Jumo! what is it good for? ….
Like many working in the aid and development business I eagerly signed up for an account on the new “Social Network for do-gooders” Jumo (oohh shiny).
While others have done a more thorough job than I can (see this article from SSIR or this from Amy Sample Ward for good analyses), and I’ve only had a week of experience, I can’t resist a quick critique.
While I like the idea of having a good tool for social networking among those working in the not-for-profit world, I have to say I am a little disappointed with what I’ve seen so far.
Here are a few things that I think they didn’t get right:
1. Making people create accounts via facebook. While I like facebook, I like to use it mainly for private purposes, and so am not happy about the back and forth of information between the two systems. Some people I know have two facebook profiles, one for private and another for work, but like many, I can’t be bothered to do this. Of course many people I know in the not for profit world don’t have a facebook account at all and don’t want to have to create one just to join Jumo (apparently it will be possible to join without having to join facebook first at some point in the future).
2. Bugs – there were a lot of problems on the first day, but even now, a lot of things don’t seem to work properly. When I follow someone it doesn’t seem to work consistently, and even when it is noted on my profile page, it still says I’m only following one person by my avatar. If I look at other people, then it’s clear their follower followee details are incorrect. Notifications seems haphazard. I also don’t like that it only shows you a handful of the followers of any individual or organization. It often discover potential contacts by looking at someone else’s follow lists, but it doesn’t seem you can do this here.
3. Functionality – there seems to be a lack of any really useful functionality that distinguishes it from other platforms. An obvious question is why create a new platform at all, couldn’t we all just use facebook, twitter or something else that already exists? Maybe the advantage is that all the extraneous things from Facebook are stripped out (no farmville, or mafia wars), but also some of the useful functionality from other tools is also missing such as discussion boards, message threading, photo/video sharing. I also wonder whether it might have been good to have specific functionality relevant to the sector such as appeals, volunteering opportunities, vacancy announcements and maybe even ratings?

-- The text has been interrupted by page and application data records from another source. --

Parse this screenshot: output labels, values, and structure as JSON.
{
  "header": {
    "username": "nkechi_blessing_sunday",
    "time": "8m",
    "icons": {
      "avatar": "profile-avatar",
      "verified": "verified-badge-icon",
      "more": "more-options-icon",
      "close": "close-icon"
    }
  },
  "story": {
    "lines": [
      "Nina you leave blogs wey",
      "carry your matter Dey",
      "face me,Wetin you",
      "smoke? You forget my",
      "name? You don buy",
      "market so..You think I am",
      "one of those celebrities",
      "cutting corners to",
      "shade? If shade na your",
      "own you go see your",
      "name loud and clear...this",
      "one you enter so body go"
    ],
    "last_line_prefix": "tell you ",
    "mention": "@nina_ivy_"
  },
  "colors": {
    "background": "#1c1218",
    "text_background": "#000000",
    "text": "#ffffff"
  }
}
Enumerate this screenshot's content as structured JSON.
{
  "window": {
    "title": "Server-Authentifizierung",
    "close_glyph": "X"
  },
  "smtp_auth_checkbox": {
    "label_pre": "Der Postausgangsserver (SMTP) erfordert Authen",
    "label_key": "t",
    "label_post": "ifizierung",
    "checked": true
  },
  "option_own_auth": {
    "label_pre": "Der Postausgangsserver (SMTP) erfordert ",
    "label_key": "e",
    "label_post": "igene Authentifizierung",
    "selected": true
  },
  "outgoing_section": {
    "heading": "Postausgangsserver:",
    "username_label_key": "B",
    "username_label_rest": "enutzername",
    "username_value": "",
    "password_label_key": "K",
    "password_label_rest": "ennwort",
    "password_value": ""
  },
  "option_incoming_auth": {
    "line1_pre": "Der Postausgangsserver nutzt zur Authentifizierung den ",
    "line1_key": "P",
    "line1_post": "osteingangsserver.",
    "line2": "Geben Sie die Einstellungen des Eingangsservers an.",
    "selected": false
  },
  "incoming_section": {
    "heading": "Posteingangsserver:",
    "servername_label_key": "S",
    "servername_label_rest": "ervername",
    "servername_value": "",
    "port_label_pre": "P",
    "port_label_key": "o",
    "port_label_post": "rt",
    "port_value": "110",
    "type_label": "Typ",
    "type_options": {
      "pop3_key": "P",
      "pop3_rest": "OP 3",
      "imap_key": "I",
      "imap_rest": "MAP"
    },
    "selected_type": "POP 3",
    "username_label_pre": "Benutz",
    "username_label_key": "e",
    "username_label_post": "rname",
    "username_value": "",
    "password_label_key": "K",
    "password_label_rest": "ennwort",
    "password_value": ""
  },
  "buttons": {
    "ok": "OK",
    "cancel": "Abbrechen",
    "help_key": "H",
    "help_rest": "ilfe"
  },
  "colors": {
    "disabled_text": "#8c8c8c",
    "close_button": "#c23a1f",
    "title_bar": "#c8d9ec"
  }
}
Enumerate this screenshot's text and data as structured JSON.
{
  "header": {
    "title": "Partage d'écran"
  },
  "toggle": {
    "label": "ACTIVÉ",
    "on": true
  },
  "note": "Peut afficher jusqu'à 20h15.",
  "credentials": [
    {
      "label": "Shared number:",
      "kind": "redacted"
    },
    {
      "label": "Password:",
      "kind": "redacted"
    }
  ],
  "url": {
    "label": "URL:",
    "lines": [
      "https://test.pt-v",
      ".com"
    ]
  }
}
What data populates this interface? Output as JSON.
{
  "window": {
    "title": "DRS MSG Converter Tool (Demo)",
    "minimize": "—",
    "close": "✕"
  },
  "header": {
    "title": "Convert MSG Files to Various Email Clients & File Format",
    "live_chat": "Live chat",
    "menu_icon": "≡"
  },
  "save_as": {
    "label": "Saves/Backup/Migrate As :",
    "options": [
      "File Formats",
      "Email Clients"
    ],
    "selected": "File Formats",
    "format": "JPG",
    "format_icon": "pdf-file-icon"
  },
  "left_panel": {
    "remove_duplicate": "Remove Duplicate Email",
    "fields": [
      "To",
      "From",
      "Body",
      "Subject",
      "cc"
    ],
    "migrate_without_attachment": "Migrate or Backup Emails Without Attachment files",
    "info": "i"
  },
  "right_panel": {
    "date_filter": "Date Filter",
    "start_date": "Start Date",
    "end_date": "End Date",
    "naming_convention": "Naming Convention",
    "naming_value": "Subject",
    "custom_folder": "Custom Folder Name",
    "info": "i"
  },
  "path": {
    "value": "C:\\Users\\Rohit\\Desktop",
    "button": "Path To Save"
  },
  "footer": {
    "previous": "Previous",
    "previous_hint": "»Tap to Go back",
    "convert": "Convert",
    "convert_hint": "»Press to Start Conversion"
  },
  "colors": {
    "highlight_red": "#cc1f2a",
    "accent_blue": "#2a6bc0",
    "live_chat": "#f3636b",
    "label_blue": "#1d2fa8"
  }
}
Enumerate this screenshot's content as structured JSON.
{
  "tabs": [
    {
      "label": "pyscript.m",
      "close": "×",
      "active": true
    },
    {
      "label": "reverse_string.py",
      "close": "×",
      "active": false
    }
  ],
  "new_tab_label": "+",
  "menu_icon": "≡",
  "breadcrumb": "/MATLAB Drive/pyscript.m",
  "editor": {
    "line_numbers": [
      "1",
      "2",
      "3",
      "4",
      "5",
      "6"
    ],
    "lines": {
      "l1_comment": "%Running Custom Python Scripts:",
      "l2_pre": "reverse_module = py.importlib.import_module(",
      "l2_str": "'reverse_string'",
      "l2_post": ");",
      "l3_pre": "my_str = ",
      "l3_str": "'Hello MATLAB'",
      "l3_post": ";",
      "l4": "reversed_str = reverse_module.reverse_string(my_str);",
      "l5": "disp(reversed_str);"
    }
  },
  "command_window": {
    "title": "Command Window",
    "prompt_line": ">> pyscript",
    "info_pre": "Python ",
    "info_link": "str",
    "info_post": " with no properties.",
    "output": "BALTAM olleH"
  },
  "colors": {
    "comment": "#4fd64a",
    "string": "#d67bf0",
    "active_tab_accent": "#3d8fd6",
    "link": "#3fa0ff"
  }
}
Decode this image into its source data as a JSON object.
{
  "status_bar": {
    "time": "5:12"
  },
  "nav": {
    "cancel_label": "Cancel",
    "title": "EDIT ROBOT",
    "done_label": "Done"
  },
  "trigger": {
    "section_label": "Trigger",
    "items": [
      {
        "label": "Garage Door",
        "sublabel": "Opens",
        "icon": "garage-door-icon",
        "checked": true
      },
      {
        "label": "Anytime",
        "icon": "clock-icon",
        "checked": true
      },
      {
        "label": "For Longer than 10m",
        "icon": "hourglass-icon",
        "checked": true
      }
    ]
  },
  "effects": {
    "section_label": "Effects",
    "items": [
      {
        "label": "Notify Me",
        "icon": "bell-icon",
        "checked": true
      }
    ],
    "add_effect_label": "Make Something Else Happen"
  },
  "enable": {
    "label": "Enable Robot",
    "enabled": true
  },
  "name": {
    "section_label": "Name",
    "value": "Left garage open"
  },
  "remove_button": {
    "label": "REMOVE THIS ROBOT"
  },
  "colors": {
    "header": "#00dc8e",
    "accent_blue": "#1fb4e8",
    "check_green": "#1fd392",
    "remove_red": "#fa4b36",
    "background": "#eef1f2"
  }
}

4. The network effect – One big element of any platform such as this is that there needs to be a sufficient network of people who are actively using the tool for the connections it facilitates to be useful. Right now, despite a lot of sign ups by the curious and a few names, I don’t see there being enough momentum. This isn’t helped by the lack of accurate visualization of people’s networks, so as to be able to make use of them.
5. Purpose – perhaps most importantly it’s not clear to me what Juno is for. Is it for fundraising and building relationships with donors? or is it for networking among those working on or concerned about not for profit issues? Right now it seems a bit of both but not fully either – and I’m not sure if the two are fully compatible. If it is for fundraising then it would need a much broader base of users from the general public – although its not clear why people would prefer to donate here rather than elsewhere except possibly because if they are successful you can find all organizations you might wish to donate to in one place. In this case think I’d want to find a lot more information about people to donate to than is currently being offered up on the site though (including user feedback).
If it is for networking among individuals and organizations involved in social good, then the donation aspect would need to be dialed down, and the network would need to be configured as more a kind of meeting or market place where people can form groups and share information around common interests, and where people could easily find interesting conversations, projects and opportunities.
While it’s early days, and many of the issues above could be fixed (especially given the strong backing Jumo has), first impressions count for a lot in the current crowded landscape. While Jumo may yet take off and become an indispensable tool for not-for-profits – unfortunately right now I’m not seeing a lot of added value.